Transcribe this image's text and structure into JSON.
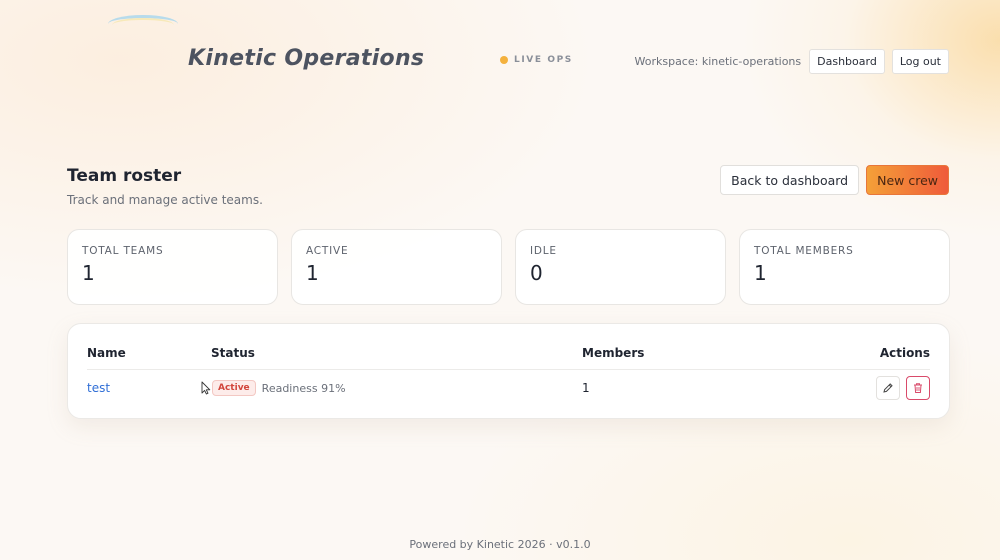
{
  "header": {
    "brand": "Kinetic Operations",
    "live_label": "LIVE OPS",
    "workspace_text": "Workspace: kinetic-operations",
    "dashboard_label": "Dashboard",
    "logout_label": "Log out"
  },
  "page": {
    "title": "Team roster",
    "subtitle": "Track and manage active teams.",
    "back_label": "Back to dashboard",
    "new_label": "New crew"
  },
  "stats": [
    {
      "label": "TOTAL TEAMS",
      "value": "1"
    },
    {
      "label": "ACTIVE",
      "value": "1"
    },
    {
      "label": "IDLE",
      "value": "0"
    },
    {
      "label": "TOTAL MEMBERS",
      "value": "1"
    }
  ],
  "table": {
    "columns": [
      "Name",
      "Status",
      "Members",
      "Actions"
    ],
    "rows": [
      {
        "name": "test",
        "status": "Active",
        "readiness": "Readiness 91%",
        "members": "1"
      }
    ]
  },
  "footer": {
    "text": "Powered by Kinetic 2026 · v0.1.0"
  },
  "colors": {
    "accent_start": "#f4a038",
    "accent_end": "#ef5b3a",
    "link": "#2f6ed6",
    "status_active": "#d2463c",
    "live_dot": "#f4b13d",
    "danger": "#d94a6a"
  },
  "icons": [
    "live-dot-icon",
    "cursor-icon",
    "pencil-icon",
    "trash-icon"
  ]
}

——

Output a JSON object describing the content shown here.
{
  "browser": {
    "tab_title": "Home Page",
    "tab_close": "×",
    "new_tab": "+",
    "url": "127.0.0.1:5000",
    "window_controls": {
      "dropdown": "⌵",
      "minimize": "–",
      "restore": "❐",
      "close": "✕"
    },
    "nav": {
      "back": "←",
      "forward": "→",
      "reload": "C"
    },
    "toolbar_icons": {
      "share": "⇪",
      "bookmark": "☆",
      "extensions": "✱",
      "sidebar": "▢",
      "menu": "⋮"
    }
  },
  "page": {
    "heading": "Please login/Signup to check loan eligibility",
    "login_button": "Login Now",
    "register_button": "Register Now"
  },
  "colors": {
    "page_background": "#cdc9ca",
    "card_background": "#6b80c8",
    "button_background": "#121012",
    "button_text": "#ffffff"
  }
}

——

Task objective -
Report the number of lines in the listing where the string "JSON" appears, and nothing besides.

Task response -
2